Yet, since Peterson published the paper a decade ago, the health care market has changed. The patient safety movement has made it virtually impossible for anyone who reads the newspaper not to hear, on an almost daily basis, how medical errors cause unnecessary patient deaths. Also, making physician-specific outcomes data available on the Internet means that patients who require a CABG in the summer or fall no longer need to go to the library to research their surgeons. These changes and others mean that today's patients no longer blindly accept another doctor's recommendation of a surgeon. Rather, today's patients seem to be almost routinely reviewing a surgeon's clinical report card before agreeing to undergo a surgical operation.
Thus, it is not surprising that more recent studies concerning reputational incentives have demonstrated that the publication of adverse physician-specific outcomes data does have market impact both in America and abroad.26 Jha and Epstein,7 for example, have demonstrated that there is a relationship between a surgeon's ability to work in a community and the dissemination of adverse surgeon-specific outcomes data. In their study, Jha and Epstein examined the reasons that surgeons' names disappeared from the New York State's cardiac surgery reporting system.7 These investigators found that 20% of cardiac surgeons in the quartile with the highest mortality rate ceased practicing in New York during the next 3 years. By comparison, only 5% of cardiac surgeons in the quartile with the lowest mortality rate ceased practicing in New York during the same time period.
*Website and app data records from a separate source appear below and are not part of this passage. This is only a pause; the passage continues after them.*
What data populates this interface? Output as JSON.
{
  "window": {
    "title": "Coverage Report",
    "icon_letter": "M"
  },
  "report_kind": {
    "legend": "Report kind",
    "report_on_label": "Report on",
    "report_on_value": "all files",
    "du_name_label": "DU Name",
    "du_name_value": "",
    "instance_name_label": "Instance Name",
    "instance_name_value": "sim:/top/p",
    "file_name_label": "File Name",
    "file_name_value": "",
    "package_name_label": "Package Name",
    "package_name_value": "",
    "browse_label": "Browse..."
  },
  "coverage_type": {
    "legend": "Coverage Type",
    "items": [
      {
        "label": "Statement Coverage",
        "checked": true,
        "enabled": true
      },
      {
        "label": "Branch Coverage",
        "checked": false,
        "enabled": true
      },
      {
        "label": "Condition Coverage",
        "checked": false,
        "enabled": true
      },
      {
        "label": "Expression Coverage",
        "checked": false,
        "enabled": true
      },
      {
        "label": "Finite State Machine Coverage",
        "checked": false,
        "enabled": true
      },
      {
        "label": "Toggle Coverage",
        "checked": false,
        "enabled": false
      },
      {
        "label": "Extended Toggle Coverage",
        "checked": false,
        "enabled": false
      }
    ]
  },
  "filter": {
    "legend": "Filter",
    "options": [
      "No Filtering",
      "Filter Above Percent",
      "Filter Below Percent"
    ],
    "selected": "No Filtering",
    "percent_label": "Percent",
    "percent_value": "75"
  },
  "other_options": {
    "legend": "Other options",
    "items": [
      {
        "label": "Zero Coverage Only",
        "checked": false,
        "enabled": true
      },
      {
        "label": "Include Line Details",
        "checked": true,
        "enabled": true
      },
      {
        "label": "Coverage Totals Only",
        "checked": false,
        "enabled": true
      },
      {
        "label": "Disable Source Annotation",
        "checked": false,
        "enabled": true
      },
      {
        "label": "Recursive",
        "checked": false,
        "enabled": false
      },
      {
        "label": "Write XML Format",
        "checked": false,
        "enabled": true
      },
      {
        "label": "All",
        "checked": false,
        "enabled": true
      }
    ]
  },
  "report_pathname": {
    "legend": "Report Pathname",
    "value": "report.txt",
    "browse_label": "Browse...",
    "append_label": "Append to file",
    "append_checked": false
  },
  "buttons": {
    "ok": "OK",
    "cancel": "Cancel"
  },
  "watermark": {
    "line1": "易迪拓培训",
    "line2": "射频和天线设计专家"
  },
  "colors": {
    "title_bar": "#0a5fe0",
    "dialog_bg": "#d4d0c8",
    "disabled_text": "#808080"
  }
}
Data from the current study compliment the work of Jha and Epstein.7 The negative publicity associated with having one's name appear in the bottom half of a cardiac surgery registry is likely to make a surgeon more reluctant to offer a CABG operation to a patient with a moderate or high risk of death. Fear of being publicly listed as a low-quality surgeon could explain (1) why fewer surgeons in 2003 were willing to take on the more technically demanding challenges of a redo CABG operation and (2) why the patient demographics associated with the risk of operation (eg, female sex, ejection fraction) were not substantially worse than corresponding parameters in 1997. In short, because reputational incentives are sufficient to motivate some surgeons to exit the market, it is reasonable to conclude that reputational incentives are also sufficient to make some cardiac surgeons who want to remain active in New York and California to select their cases with more caution.
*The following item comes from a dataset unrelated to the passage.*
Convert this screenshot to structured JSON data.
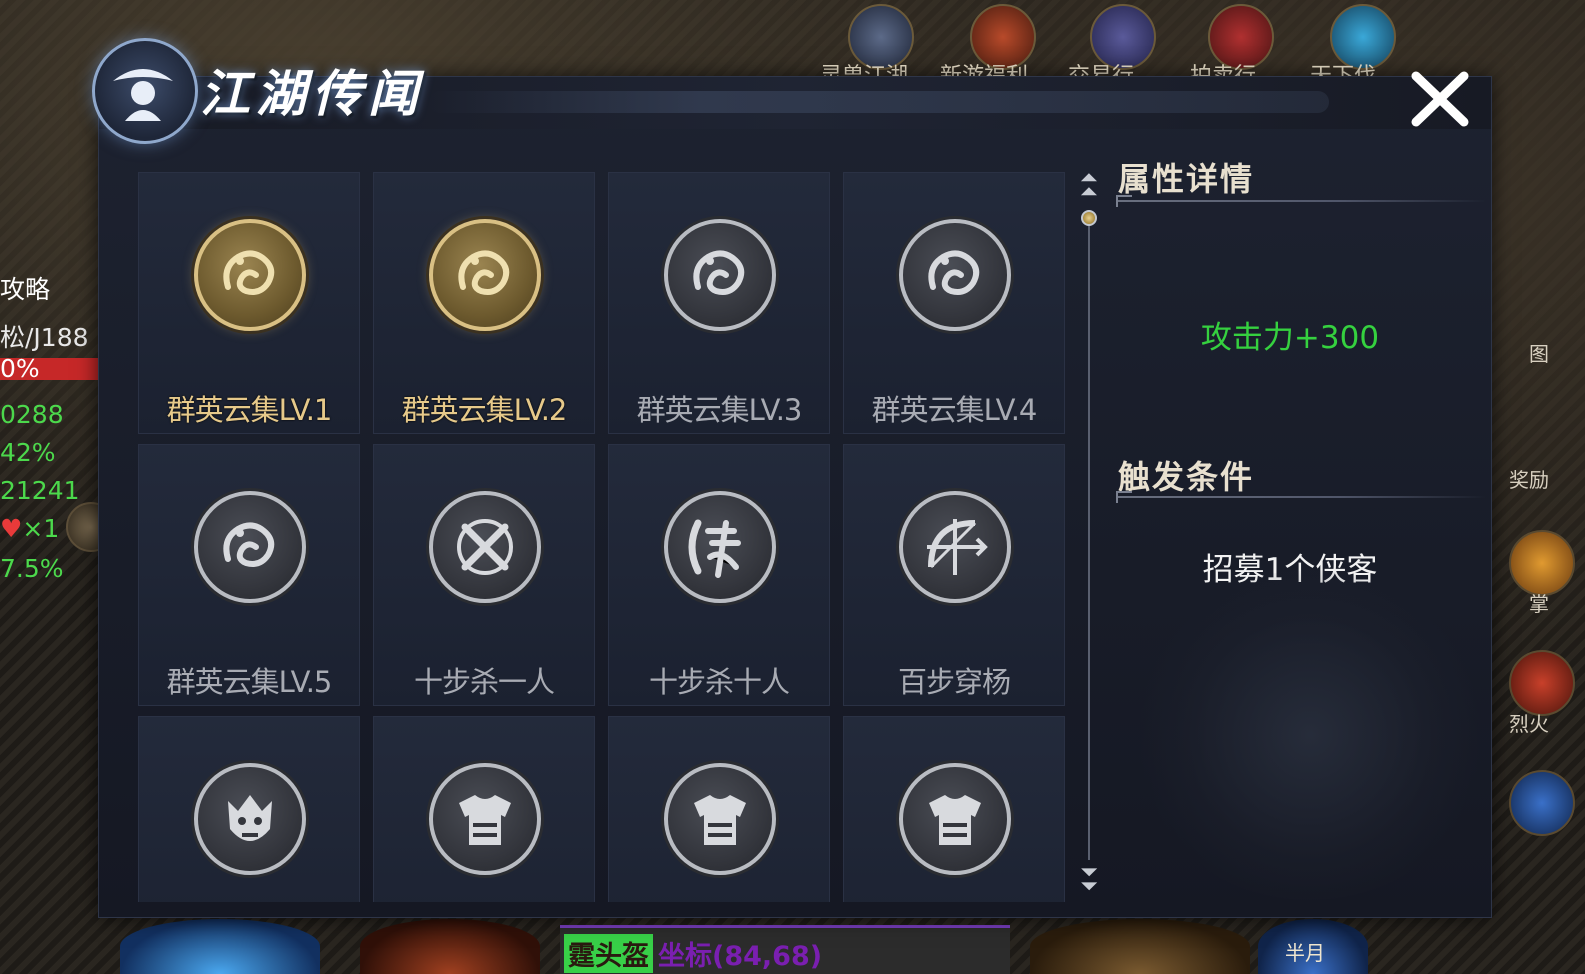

Conversely, the lack of use of reputational incentives in Canada and in the European Union offers an explanation of the market shifts in cardiac services in these countries. In New York and California, where reputational incentives are actively employed, surgeons are given an incentive not to operate on high-risk patients. Absent the negative impact of reputational incentives, surgeons in Canada and Europe were freer to earn their living by operating on patients with a greater risk of death. More generally, absent a disincentive to operate, surgeons are given a green light to operate on any case that is referred to them. This is a formula for the overutilization of cardiac services, and it likely accounts for why the number of CABG operations and PCIs are simultaneously increasing in Canada and Europe.
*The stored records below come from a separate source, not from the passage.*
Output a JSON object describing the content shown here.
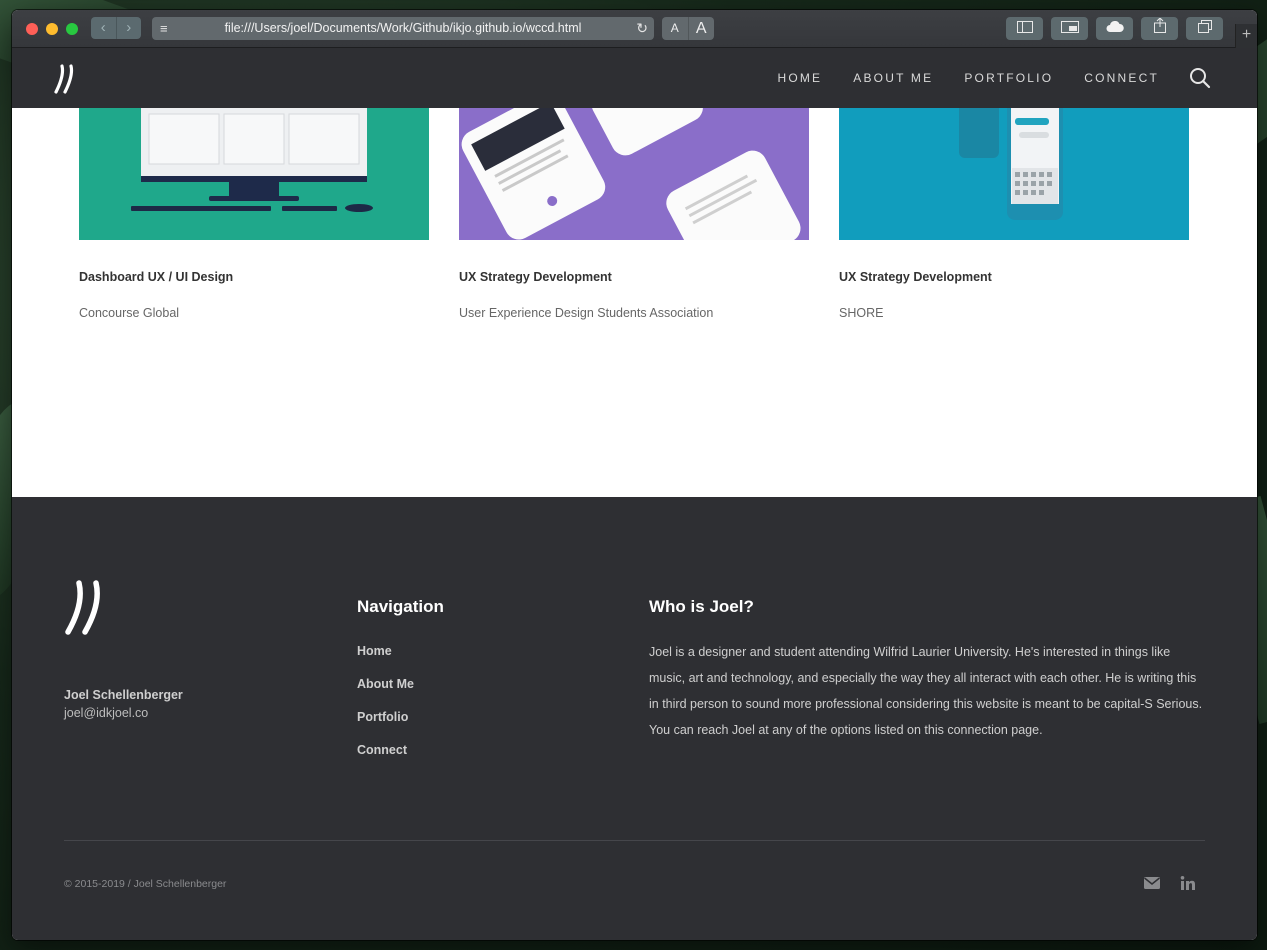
{
  "browser": {
    "url": "file:///Users/joel/Documents/Work/Github/ikjo.github.io/wccd.html",
    "font_small": "A",
    "font_large": "A"
  },
  "header": {
    "menu": [
      "HOME",
      "ABOUT ME",
      "PORTFOLIO",
      "CONNECT"
    ]
  },
  "cards": [
    {
      "title": "Dashboard UX / UI Design",
      "client": "Concourse Global",
      "bg": "#1fa88b"
    },
    {
      "title": "UX Strategy Development",
      "client": "User Experience Design Students Association",
      "bg": "#8a6ec9"
    },
    {
      "title": "UX Strategy Development",
      "client": "SHORE",
      "bg": "#119dbd"
    }
  ],
  "footer": {
    "name": "Joel Schellenberger",
    "email": "joel@idkjoel.co",
    "nav_heading": "Navigation",
    "nav_items": [
      "Home",
      "About Me",
      "Portfolio",
      "Connect"
    ],
    "about_heading": "Who is Joel?",
    "about_text": "Joel is a designer and student attending Wilfrid Laurier University. He's interested in things like music, art and technology, and especially the way they all interact with each other. He is writing this in third person to sound more professional considering this website is meant to be capital-S Serious. You can reach Joel at any of the options listed on this connection page.",
    "copyright": "© 2015-2019 / Joel Schellenberger"
  },
  "colors": {
    "header_bg": "#2e2f33",
    "footer_bg": "#2e2f33"
  }
}
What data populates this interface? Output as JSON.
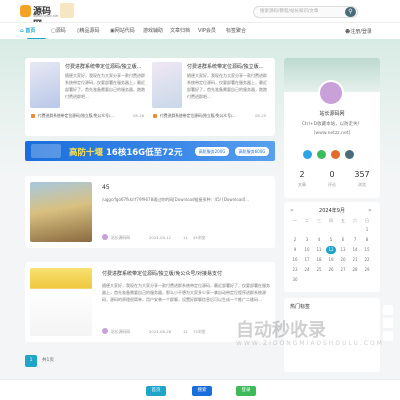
{
  "header": {
    "logo_text": "源码网",
    "logo_sub": "www.netzz.net",
    "search_placeholder": "搜索源码/教程/站长知识/文章",
    "search_icon": "search-icon"
  },
  "nav": {
    "items": [
      "首页",
      "源码",
      "精品源码",
      "网站代码",
      "游戏辅助",
      "文章归档",
      "VIP会员",
      "标签聚合"
    ],
    "login": "注册/登录"
  },
  "featured": [
    {
      "title": "付费进群系统带定位源码/独立版...",
      "excerpt": "随便大家好，我现在为大家分享一款付费进群系统带定位源码，仅要部署在服务器上，最近部署好了，首先准备需要自己的服务器，跑跑付费进群吧..."
    },
    {
      "title": "付费进群系统带定位源码/独立版...",
      "excerpt": "随便大家好，我现在为大家分享一款付费进群系统带定位源码，仅要部署在服务器上，最近部署好了，首先准备需要自己的服务器，跑跑付费进群吧..."
    }
  ],
  "featured_links": [
    {
      "title": "付费进群系统带定位源码/独立版/免公众号/...",
      "date": "08-26"
    },
    {
      "title": "付费进群系统带定位源码/独立版/免公众号/...",
      "date": "08-25"
    }
  ],
  "banner": {
    "text_a": "高防十堰",
    "text_b": "16核16G低至72元",
    "btn1": "高防服务200G",
    "btn2": "高防服务600G"
  },
  "posts": [
    {
      "title": "45",
      "excerpt": "/uggc/fgo67fkk/rf79f9678通过你的网[Download链接多种：45/ [Download]...",
      "author": "站长源码网",
      "date": "2024-09-12",
      "views": "11",
      "reads": "45浏览"
    },
    {
      "title": "付费进群系统带定位源码/独立版/免公众号/对接易支付",
      "excerpt": "随便大家好，我现在为大家分享一款付费进群系统带定位源码，最近部署好了，仅要部署在服务器上，首先准备需要自己的服务器，那么小不想为大家多少享一拿自动带定位程序进群系统源码，源码的原理很简单，用户安装一个群聊，设置好群聊信息后可以生成一个推广二维码...",
      "author": "站长源码网",
      "date": "2024-08-26",
      "views": "11",
      "reads": "75浏览"
    }
  ],
  "profile": {
    "name": "站长源码网",
    "desc": "Ctrl+D收藏本站，以防走失！",
    "url": "[www.netzz.net]",
    "stats": [
      {
        "num": "2",
        "label": "文章"
      },
      {
        "num": "0",
        "label": "评论"
      },
      {
        "num": "357",
        "label": "浏览"
      }
    ]
  },
  "calendar": {
    "title": "2024年9月",
    "weekdays": [
      "一",
      "二",
      "三",
      "四",
      "五",
      "六",
      "日"
    ],
    "days": [
      "",
      "",
      "",
      "",
      "",
      "",
      "1",
      "2",
      "3",
      "4",
      "5",
      "6",
      "7",
      "8",
      "9",
      "10",
      "11",
      "12",
      "13",
      "14",
      "15",
      "16",
      "17",
      "18",
      "19",
      "20",
      "21",
      "22",
      "23",
      "24",
      "25",
      "26",
      "27",
      "28",
      "29",
      "30"
    ],
    "today": "12"
  },
  "widget2_title": "热门标签",
  "pagination": {
    "current": "1",
    "total": "共1页"
  },
  "footer": {
    "btn1": "首页",
    "btn2": "搜索",
    "btn3": "登录"
  },
  "watermark": {
    "main": "自动秒收录",
    "sub": "WWW.ZIDONGMIAOSHOULU.COM"
  },
  "colors": {
    "accent": "#20a4c7",
    "banner": "#1a6edc",
    "orange": "#f08a30"
  }
}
Parenthetically, reputational incentives may explain why cardiac services grew faster than the population in New York State. It is possible that the superior outcomes of surgeons in the top quartile benefited from the publication of positive outcomes. Patients in states adjacent to New York with less well-developed systems for disseminating surgeon-specific outcomes may be migrating to New York State to undergo elective CABG operations from top-rated surgeons. That is, a state's use of reputational incentives is likely to act as a form of free advertising for exceptional cardiac surgeons.